Centralized government purchasing of goods and services is traditionally beset with problems. These systems struggle to ensure: purchasing quality goods and services in a cost effective manner, ensuring quality from the lowest bidder, providing effective and timely service to clients, carrying out effective contract and price agreement, and ensuring access and fair competition. Further, a government that veils its acquisition processes in order to protect itself from fraud may also be simultaneously protecting itself from reform and innovation. In order to ensure equity in the bidding process and to avoid charges of favoritism towards particular vendors, most jurisdictions have established very rigid, cost-intensive processes that make bidding time consuming and difficult for vendors. In all, the traditional system creates a lose-lose relationship between government and vendor.
In 1992, the State of Oregon responded to these problems and implemented the Vendor Information Program (VIP) to fundamentally change the way the State procures products, trade services, and public works by moving the primary responsibility for accessing bid information from the buyer (State) to the seller (vendor). The program's goals are to: increase competition through easier access; reduce obstacles to the bidding process; and procure better quality products and services at lower prices.
In order to achieve these goals, VIP created the first automated bid access system in the country. This access is provided by a database of all bid information that is relevant to business planning and bid preparation, including information about pricing and features of contracts--past and present. The database is then disseminated throughout the State by software developed especially for the program. Through a broad and effective implementation process, the system is available, via personal computer, to all interested businesses. Further, vendors without computer access can download the information at one of over 120 designated Procurement Centers or public libraries located throughout the State.
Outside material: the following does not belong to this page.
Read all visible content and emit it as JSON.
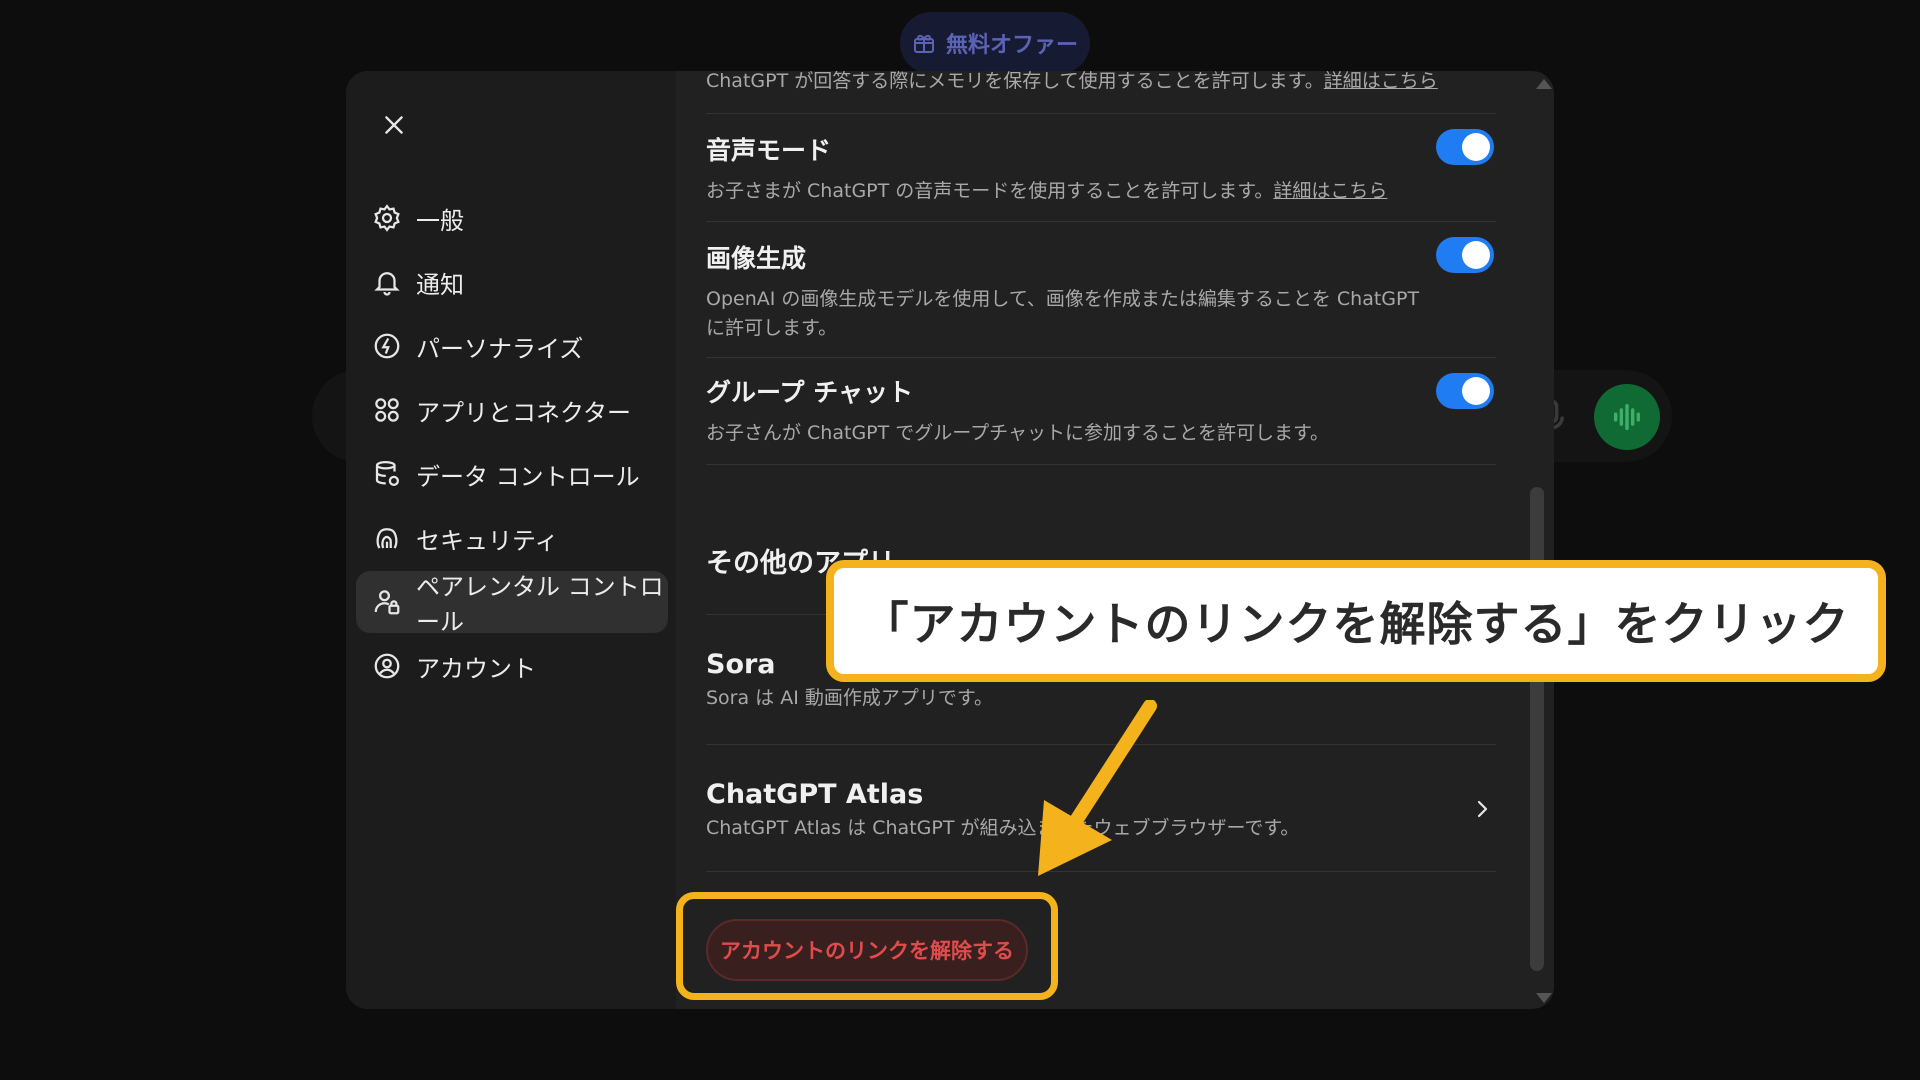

The results from the first year show the program is working to fulfill its ambitious goals. In 1992 alone, Oregon taxpayers saved $12.8 million on their annual purchases. More than 8,000 new vendors participated in the State's bidding and contracting processes. Many of these new vendors represented small- and medium-sized businesses. Overall, the increased participation resulted in an improved perception of the State by minority and other communities that were traditionally left behind in the bidding process. The state also saved 20 percent, or $60,000, of its annual budget for copying, paper, and mailing, as well as $500,000 in personnel costs.
Transparency and access, traditionally the cornerstone of any democratic entity, require free and public disclosure of information. Oregon has found a way to create new avenues of transparency and access with modern technology, resulting in significant savings and improvement of services for the taxpayer. This access has led to the creation of a more inclusive atmosphere for small, private companies to compete for state contracts. VIP has replaced a 30-year-old system of public purchasing with a less expensive, more transparent model.